> _What needs to be done_:
The answer should be every line below, retyped exactly.

Dataset excerpts:
════════════════
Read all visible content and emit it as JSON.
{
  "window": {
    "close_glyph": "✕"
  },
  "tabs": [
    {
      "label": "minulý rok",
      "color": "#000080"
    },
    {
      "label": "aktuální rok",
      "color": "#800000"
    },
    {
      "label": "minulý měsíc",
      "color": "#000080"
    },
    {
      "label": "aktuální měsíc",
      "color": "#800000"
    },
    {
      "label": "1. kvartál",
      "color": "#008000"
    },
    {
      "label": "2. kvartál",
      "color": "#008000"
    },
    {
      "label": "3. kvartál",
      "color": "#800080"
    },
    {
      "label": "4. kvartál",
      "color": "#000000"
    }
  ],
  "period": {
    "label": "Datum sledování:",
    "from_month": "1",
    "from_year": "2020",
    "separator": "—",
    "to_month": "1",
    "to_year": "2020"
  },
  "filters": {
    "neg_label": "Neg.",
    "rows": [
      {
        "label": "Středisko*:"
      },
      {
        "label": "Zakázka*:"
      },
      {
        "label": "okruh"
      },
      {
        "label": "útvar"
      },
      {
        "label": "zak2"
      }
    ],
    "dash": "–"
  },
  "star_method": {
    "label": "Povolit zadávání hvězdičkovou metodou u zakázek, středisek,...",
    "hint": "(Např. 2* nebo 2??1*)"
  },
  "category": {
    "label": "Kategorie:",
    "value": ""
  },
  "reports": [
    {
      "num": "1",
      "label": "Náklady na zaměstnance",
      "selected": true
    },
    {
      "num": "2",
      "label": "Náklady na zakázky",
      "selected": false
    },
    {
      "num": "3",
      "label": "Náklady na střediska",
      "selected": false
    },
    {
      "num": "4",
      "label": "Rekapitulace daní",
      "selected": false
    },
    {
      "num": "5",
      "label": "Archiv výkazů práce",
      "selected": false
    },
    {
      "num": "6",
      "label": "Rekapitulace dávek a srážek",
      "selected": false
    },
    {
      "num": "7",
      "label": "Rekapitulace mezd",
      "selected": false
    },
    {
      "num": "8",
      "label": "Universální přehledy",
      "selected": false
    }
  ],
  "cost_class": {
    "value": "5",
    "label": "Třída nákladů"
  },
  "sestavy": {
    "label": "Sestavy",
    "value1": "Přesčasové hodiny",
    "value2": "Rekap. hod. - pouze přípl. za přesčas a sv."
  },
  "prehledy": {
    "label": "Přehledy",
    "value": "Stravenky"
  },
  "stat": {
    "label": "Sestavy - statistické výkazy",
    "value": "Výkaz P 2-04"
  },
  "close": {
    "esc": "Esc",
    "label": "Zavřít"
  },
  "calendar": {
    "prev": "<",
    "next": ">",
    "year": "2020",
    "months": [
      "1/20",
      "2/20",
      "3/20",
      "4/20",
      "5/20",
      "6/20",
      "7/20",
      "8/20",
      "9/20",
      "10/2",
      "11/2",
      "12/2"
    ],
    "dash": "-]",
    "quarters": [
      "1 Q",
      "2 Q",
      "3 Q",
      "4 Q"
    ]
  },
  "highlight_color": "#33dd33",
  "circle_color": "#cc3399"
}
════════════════
> _Solution to this task_:
Read all visible content and emit it as JSON.
{
  "window": {
    "close_glyph": "✕"
  },
  "tabs": [
    {
      "label": "minulý rok",
      "color": "#000080"
    },
    {
      "label": "aktuální rok",
      "color": "#800000"
    },
    {
      "label": "minulý měsíc",
      "color": "#000080"
    },
    {
      "label": "aktuální měsíc",
      "color": "#800000"
    },
    {
      "label": "1. kvartál",
      "color": "#008000"
    },
    {
      "label": "2. kvartál",
      "color": "#008000"
    },
    {
      "label": "3. kvartál",
      "color": "#800080"
    },
    {
      "label": "4. kvartál",
      "color": "#000000"
    }
  ],
  "period": {
    "label": "Datum sledování:",
    "from_month": "1",
    "from_year": "2020",
    "separator": "—",
    "to_month": "1",
    "to_year": "2020"
  },
  "filters": {
    "neg_label": "Neg.",
    "rows": [
      {
        "label": "Středisko*:"
      },
      {
        "label": "Zakázka*:"
      },
      {
        "label": "okruh"
      },
      {
        "label": "útvar"
      },
      {
        "label": "zak2"
      }
    ],
    "dash": "–"
  },
  "star_method": {
    "label": "Povolit zadávání hvězdičkovou metodou u zakázek, středisek,...",
    "hint": "(Např. 2* nebo 2??1*)"
  },
  "category": {
    "label": "Kategorie:",
    "value": ""
  },
  "reports": [
    {
      "num": "1",
      "label": "Náklady na zaměstnance",
      "selected": true
    },
    {
      "num": "2",
      "label": "Náklady na zakázky",
      "selected": false
    },
    {
      "num": "3",
      "label": "Náklady na střediska",
      "selected": false
    },
    {
      "num": "4",
      "label": "Rekapitulace daní",
      "selected": false
    },
    {
      "num": "5",
      "label": "Archiv výkazů práce",
      "selected": false
    },
    {
      "num": "6",
      "label": "Rekapitulace dávek a srážek",
      "selected": false
    },
    {
      "num": "7",
      "label": "Rekapitulace mezd",
      "selected": false
    },
    {
      "num": "8",
      "label": "Universální přehledy",
      "selected": false
    }
  ],
  "cost_class": {
    "value": "5",
    "label": "Třída nákladů"
  },
  "sestavy": {
    "label": "Sestavy",
    "value1": "Přesčasové hodiny",
    "value2": "Rekap. hod. - pouze přípl. za přesčas a sv."
  },
  "prehledy": {
    "label": "Přehledy",
    "value": "Stravenky"
  },
  "stat": {
    "label": "Sestavy - statistické výkazy",
    "value": "Výkaz P 2-04"
  },
  "close": {
    "esc": "Esc",
    "label": "Zavřít"
  },
  "calendar": {
    "prev": "<",
    "next": ">",
    "year": "2020",
    "months": [
      "1/20",
      "2/20",
      "3/20",
      "4/20",
      "5/20",
      "6/20",
      "7/20",
      "8/20",
      "9/20",
      "10/2",
      "11/2",
      "12/2"
    ],
    "dash": "-]",
    "quarters": [
      "1 Q",
      "2 Q",
      "3 Q",
      "4 Q"
    ]
  },
  "highlight_color": "#33dd33",
  "circle_color": "#cc3399"
}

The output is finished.